"It's not cuss words/nudity," Twitty argued on social media. "It's anything that impugns the common enemy of white supremacy."
As the U.S. Holocaust Memorial Museum tweeted, the book, written by Art Spiegelman, whose father survived the Nazi regime's atrocities, "has played a vital role in educating about the Holocaust through sharing detailed and personal experiences of victims and survivors."
Others followed the museum's lead, including a comic book store owner in Sunnyvale, California and a podcast host who each offered to donate copies of Maus to families and libraries in McMinn County and a German Studies professor at Davidson College in North Carolina who offered a free online course on Maus for students in the county.
The ban on Maus comes as part of a wave of book banning in recent months as the Republican Party has promoted so-called "parental control" in public schools. GOP governors including Glenn Youngkin of Virginia, Greg Abbott of Texas, and Ron DeSantis of Florida have pushed the notion that parents should have more say regarding Covid-19 public health measures, the teaching of the history of racism in the U.S., and the books students read in schools.
Last week, school board members in Wentzville, Missouri voted to pull Toni Morrison's acclaimed novel The Bluest Eye from high school library shelves, against the recommendation of a review committee of local residents and school staffers who said removing the book would "infringe on the rights" of students.
The book, which tells the story of a Black girl growing up during the Great Depression, is frequently challenged or banned by school districts according to the American Library Association (ALA).
According to the organization, the push to control what books public school students have access to has ramped up in recent months amid the GOP crusade against educating students about the nation's history of racism, issues of gender, or other topics that might make right-wing ideologues uncomfortable.
"We're seeing an unprecedented volume of challenges in the fall of 2021," said Deborah Caldwell-Stone, director of the association's Office of Intellectual Freedom, in a statement late last year. "In my 20 years with the ALA, I can't recall a time when we had multiple challenges coming in on a daily basis."
The group recorded "155 unique censorship incidents" between June and September 2021.
Other recent cases involve a Republican mayor in Ridgeland, Mississippi who is currently attempting to pull $100,000 in school funding over the inclusion of LGBTQ-themed books in school libraries and the Texas governor, who has called for an investigation into what he called "pornographic books," citing two that simply depicted LGBTQ characters and relationships.
The reelection campaign for Rep. Paul Gosar is advertising a $1,500-per-person event at a spring training game February 27 between the Los Angeles Angels and Dodgers, complete with team logos that make it look pretty official.
But there are a couple of problems with the ad running on the conservative fundraising website Win Red. One, is that at least one of the teams -- the Angels -- is stating it has “no affiliation with this event & are working to have our marks removed from the advertisement,” Sam Blum, a sports reporter who covers the team for The Athletic tweeted last night.
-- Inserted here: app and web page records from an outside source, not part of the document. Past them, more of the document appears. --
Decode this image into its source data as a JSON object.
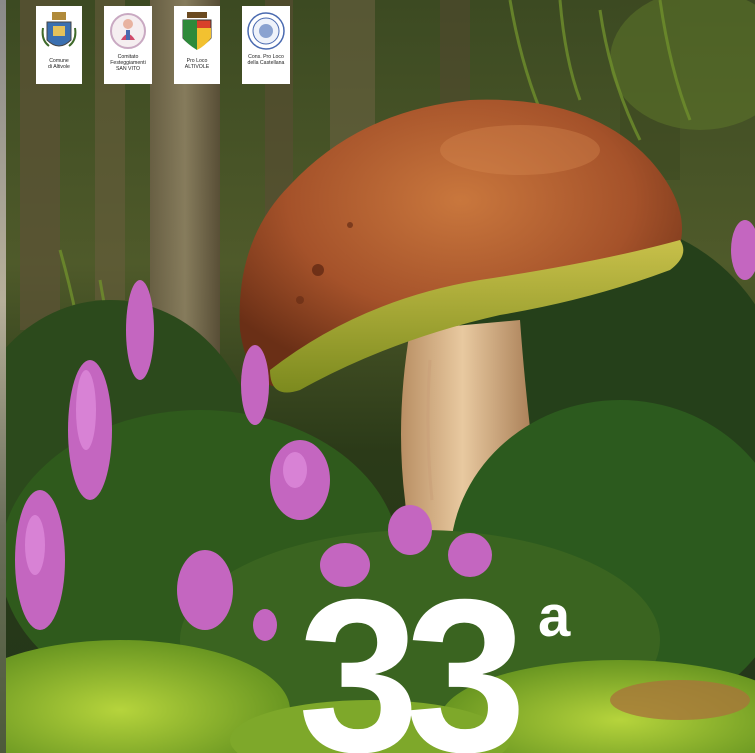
{
  "logos": [
    {
      "name": "comune-altivole",
      "caption": [
        "Comune",
        "di Altivole"
      ]
    },
    {
      "name": "comitato-san-vito",
      "caption": [
        "Comitato",
        "Festeggiamenti",
        "SAN VITO"
      ]
    },
    {
      "name": "pro-loco-altivole",
      "caption": [
        "Pro Loco",
        "ALTIVOLE"
      ]
    },
    {
      "name": "cons-pro-loco-castellana",
      "caption": [
        "Cons. Pro Loco",
        "della Castellana"
      ]
    }
  ],
  "edition": {
    "number": "33",
    "suffix": "a"
  },
  "colors": {
    "forest_dark": "#24301a",
    "mushroom_cap": "#a5522a",
    "mushroom_rim": "#b7c23a",
    "heather": "#c466c0",
    "text_white": "#ffffff"
  }
}
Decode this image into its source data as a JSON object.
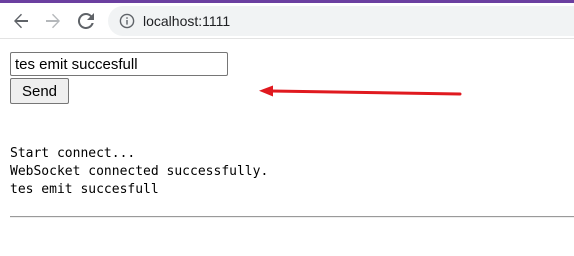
{
  "browser": {
    "url": "localhost:1111",
    "icons": {
      "back": "arrow-left-icon",
      "forward": "arrow-right-icon",
      "reload": "reload-icon",
      "site_info": "info-icon"
    },
    "accent_color": "#6b3fa0"
  },
  "form": {
    "input_value": "tes emit succesfull",
    "send_label": "Send"
  },
  "log": {
    "lines": [
      "Start connect...",
      "WebSocket connected successfully.",
      "tes emit succesfull"
    ]
  },
  "annotation": {
    "arrow_color": "#e0191f"
  }
}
The other problem might prove even more vexing for Gosar: The two teams are both scheduled to play Cactus League games on February 27 -- just not against each other. The Angels are scheduled to play the Chicago White Sox and the Dodgers square off with the San Diego Padres that day.
That detail aside, the ad features the insurrectionist Gosar grinning next to a baseball slightly largely than the size of his head. Below are the words:
“Greetings fellow Patriots. I’m looking forward to a great day at the ballpark and I’d love for you to join me.”
Gosar likes to refer to himself as “the most dangerous man in Congress.” But as his latest fundraiser suggests, he’s better just described as the strangest.
We’ve emailed the campaign contact for the event about tickets and will keep you posted.